What to work on => This exercise calls for the whole listing to be given again exactly, without images.

*** Recorded information Section Begins ***

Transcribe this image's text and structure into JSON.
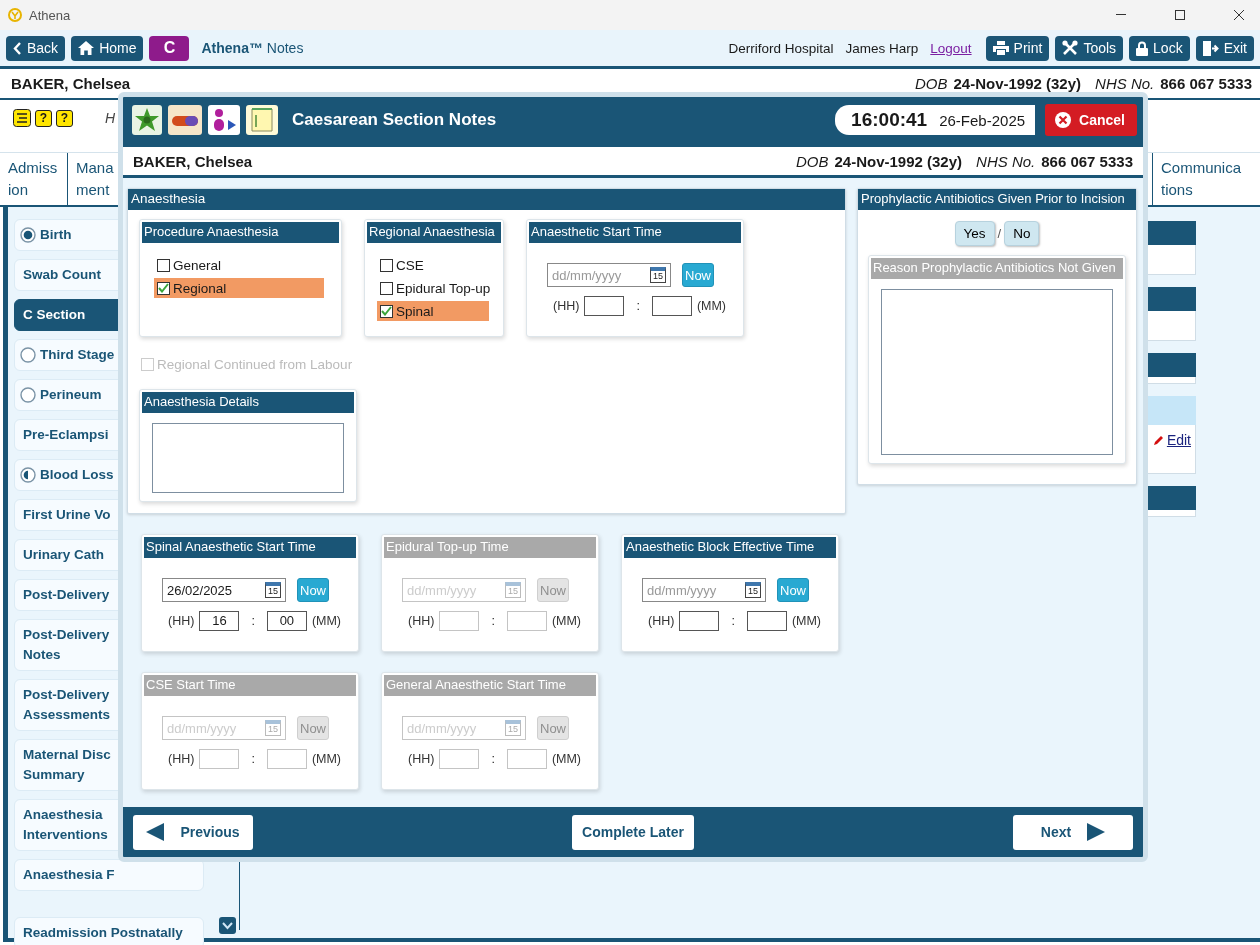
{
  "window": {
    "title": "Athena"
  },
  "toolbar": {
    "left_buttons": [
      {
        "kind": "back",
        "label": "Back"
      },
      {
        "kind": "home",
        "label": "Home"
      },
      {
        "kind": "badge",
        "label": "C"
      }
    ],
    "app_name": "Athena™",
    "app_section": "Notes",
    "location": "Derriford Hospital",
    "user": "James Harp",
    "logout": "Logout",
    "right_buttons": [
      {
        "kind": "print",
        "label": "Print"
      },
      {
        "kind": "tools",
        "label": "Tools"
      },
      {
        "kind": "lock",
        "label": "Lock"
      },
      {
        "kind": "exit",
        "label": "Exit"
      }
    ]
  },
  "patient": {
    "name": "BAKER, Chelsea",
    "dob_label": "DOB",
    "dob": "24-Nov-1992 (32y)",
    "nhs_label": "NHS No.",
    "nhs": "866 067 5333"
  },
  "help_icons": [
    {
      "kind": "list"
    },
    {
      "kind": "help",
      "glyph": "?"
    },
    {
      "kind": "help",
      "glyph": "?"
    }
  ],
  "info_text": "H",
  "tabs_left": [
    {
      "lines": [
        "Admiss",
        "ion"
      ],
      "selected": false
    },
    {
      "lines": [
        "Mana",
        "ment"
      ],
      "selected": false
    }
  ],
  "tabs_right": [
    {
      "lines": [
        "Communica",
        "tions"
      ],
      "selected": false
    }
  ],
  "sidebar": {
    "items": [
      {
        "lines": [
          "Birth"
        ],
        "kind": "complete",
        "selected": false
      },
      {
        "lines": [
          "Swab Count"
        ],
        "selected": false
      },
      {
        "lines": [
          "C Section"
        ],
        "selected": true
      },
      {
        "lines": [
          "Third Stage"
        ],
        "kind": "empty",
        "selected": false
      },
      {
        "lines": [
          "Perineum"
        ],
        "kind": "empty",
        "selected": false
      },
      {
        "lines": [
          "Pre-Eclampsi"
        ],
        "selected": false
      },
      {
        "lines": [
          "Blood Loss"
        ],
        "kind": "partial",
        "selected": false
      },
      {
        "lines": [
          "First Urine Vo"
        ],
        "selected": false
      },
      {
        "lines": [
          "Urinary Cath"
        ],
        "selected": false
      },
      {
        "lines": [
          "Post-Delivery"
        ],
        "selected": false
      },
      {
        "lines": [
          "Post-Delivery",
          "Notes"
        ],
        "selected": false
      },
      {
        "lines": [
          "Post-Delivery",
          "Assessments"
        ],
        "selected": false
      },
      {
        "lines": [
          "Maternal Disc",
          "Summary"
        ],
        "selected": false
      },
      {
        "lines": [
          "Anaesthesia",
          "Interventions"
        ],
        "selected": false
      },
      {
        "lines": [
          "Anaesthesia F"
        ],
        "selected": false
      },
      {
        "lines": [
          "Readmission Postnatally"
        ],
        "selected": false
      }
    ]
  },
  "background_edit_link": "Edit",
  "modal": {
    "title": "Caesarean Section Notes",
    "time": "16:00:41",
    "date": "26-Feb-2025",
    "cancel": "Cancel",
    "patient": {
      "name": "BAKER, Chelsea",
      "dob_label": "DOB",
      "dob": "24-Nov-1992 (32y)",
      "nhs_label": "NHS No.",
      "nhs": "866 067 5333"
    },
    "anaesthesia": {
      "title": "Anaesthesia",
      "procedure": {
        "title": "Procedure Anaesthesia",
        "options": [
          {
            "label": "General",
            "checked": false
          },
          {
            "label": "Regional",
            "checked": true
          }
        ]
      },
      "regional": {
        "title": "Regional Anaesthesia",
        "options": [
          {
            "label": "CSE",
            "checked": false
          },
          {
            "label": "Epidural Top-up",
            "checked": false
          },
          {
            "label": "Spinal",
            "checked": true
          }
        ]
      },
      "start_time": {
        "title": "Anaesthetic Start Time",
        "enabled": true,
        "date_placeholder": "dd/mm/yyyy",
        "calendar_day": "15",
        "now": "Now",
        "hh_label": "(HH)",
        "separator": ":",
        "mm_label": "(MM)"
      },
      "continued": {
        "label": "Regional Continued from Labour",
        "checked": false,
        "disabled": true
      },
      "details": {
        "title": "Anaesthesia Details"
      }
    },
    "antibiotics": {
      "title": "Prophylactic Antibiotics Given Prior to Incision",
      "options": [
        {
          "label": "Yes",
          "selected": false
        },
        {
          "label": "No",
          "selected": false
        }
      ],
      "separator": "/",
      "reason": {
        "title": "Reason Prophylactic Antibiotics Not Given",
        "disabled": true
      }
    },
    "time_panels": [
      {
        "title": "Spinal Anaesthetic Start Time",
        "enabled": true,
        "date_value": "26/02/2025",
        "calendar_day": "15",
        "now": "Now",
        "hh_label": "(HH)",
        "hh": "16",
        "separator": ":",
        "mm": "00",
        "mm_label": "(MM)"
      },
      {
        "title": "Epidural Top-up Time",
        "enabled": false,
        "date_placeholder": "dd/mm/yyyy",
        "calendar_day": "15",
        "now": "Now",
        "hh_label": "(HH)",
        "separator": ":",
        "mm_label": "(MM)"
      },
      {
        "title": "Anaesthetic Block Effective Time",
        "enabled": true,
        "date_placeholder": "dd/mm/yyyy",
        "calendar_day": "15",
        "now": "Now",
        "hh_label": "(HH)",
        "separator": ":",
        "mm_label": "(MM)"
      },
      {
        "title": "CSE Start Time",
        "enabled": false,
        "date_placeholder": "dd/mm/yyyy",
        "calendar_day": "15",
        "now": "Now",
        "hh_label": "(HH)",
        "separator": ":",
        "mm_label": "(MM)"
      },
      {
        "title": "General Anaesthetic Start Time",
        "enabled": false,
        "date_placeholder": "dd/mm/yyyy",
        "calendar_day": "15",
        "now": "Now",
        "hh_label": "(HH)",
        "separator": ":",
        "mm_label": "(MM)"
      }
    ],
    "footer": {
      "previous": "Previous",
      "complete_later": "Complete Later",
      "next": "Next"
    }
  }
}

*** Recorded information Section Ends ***

Result below =>
Transcribe this image's text and structure into JSON.
{
  "window": {
    "title": "Athena"
  },
  "toolbar": {
    "left_buttons": [
      {
        "kind": "back",
        "label": "Back"
      },
      {
        "kind": "home",
        "label": "Home"
      },
      {
        "kind": "badge",
        "label": "C"
      }
    ],
    "app_name": "Athena™",
    "app_section": "Notes",
    "location": "Derriford Hospital",
    "user": "James Harp",
    "logout": "Logout",
    "right_buttons": [
      {
        "kind": "print",
        "label": "Print"
      },
      {
        "kind": "tools",
        "label": "Tools"
      },
      {
        "kind": "lock",
        "label": "Lock"
      },
      {
        "kind": "exit",
        "label": "Exit"
      }
    ]
  },
  "patient": {
    "name": "BAKER, Chelsea",
    "dob_label": "DOB",
    "dob": "24-Nov-1992 (32y)",
    "nhs_label": "NHS No.",
    "nhs": "866 067 5333"
  },
  "help_icons": [
    {
      "kind": "list"
    },
    {
      "kind": "help",
      "glyph": "?"
    },
    {
      "kind": "help",
      "glyph": "?"
    }
  ],
  "info_text": "H",
  "tabs_left": [
    {
      "lines": [
        "Admiss",
        "ion"
      ],
      "selected": false
    },
    {
      "lines": [
        "Mana",
        "ment"
      ],
      "selected": false
    }
  ],
  "tabs_right": [
    {
      "lines": [
        "Communica",
        "tions"
      ],
      "selected": false
    }
  ],
  "sidebar": {
    "items": [
      {
        "lines": [
          "Birth"
        ],
        "kind": "complete",
        "selected": false
      },
      {
        "lines": [
          "Swab Count"
        ],
        "selected": false
      },
      {
        "lines": [
          "C Section"
        ],
        "selected": true
      },
      {
        "lines": [
          "Third Stage"
        ],
        "kind": "empty",
        "selected": false
      },
      {
        "lines": [
          "Perineum"
        ],
        "kind": "empty",
        "selected": false
      },
      {
        "lines": [
          "Pre-Eclampsi"
        ],
        "selected": false
      },
      {
        "lines": [
          "Blood Loss"
        ],
        "kind": "partial",
        "selected": false
      },
      {
        "lines": [
          "First Urine Vo"
        ],
        "selected": false
      },
      {
        "lines": [
          "Urinary Cath"
        ],
        "selected": false
      },
      {
        "lines": [
          "Post-Delivery"
        ],
        "selected": false
      },
      {
        "lines": [
          "Post-Delivery",
          "Notes"
        ],
        "selected": false
      },
      {
        "lines": [
          "Post-Delivery",
          "Assessments"
        ],
        "selected": false
      },
      {
        "lines": [
          "Maternal Disc",
          "Summary"
        ],
        "selected": false
      },
      {
        "lines": [
          "Anaesthesia",
          "Interventions"
        ],
        "selected": false
      },
      {
        "lines": [
          "Anaesthesia F"
        ],
        "selected": false
      },
      {
        "lines": [
          "Readmission Postnatally"
        ],
        "selected": false
      }
    ]
  },
  "background_edit_link": "Edit",
  "modal": {
    "title": "Caesarean Section Notes",
    "time": "16:00:41",
    "date": "26-Feb-2025",
    "cancel": "Cancel",
    "patient": {
      "name": "BAKER, Chelsea",
      "dob_label": "DOB",
      "dob": "24-Nov-1992 (32y)",
      "nhs_label": "NHS No.",
      "nhs": "866 067 5333"
    },
    "anaesthesia": {
      "title": "Anaesthesia",
      "procedure": {
        "title": "Procedure Anaesthesia",
        "options": [
          {
            "label": "General",
            "checked": false
          },
          {
            "label": "Regional",
            "checked": true
          }
        ]
      },
      "regional": {
        "title": "Regional Anaesthesia",
        "options": [
          {
            "label": "CSE",
            "checked": false
          },
          {
            "label": "Epidural Top-up",
            "checked": false
          },
          {
            "label": "Spinal",
            "checked": true
          }
        ]
      },
      "start_time": {
        "title": "Anaesthetic Start Time",
        "enabled": true,
        "date_placeholder": "dd/mm/yyyy",
        "calendar_day": "15",
        "now": "Now",
        "hh_label": "(HH)",
        "separator": ":",
        "mm_label": "(MM)"
      },
      "continued": {
        "label": "Regional Continued from Labour",
        "checked": false,
        "disabled": true
      },
      "details": {
        "title": "Anaesthesia Details"
      }
    },
    "antibiotics": {
      "title": "Prophylactic Antibiotics Given Prior to Incision",
      "options": [
        {
          "label": "Yes",
          "selected": false
        },
        {
          "label": "No",
          "selected": false
        }
      ],
      "separator": "/",
      "reason": {
        "title": "Reason Prophylactic Antibiotics Not Given",
        "disabled": true
      }
    },
    "time_panels": [
      {
        "title": "Spinal Anaesthetic Start Time",
        "enabled": true,
        "date_value": "26/02/2025",
        "calendar_day": "15",
        "now": "Now",
        "hh_label": "(HH)",
        "hh": "16",
        "separator": ":",
        "mm": "00",
        "mm_label": "(MM)"
      },
      {
        "title": "Epidural Top-up Time",
        "enabled": false,
        "date_placeholder": "dd/mm/yyyy",
        "calendar_day": "15",
        "now": "Now",
        "hh_label": "(HH)",
        "separator": ":",
        "mm_label": "(MM)"
      },
      {
        "title": "Anaesthetic Block Effective Time",
        "enabled": true,
        "date_placeholder": "dd/mm/yyyy",
        "calendar_day": "15",
        "now": "Now",
        "hh_label": "(HH)",
        "separator": ":",
        "mm_label": "(MM)"
      },
      {
        "title": "CSE Start Time",
        "enabled": false,
        "date_placeholder": "dd/mm/yyyy",
        "calendar_day": "15",
        "now": "Now",
        "hh_label": "(HH)",
        "separator": ":",
        "mm_label": "(MM)"
      },
      {
        "title": "General Anaesthetic Start Time",
        "enabled": false,
        "date_placeholder": "dd/mm/yyyy",
        "calendar_day": "15",
        "now": "Now",
        "hh_label": "(HH)",
        "separator": ":",
        "mm_label": "(MM)"
      }
    ],
    "footer": {
      "previous": "Previous",
      "complete_later": "Complete Later",
      "next": "Next"
    }
  }
}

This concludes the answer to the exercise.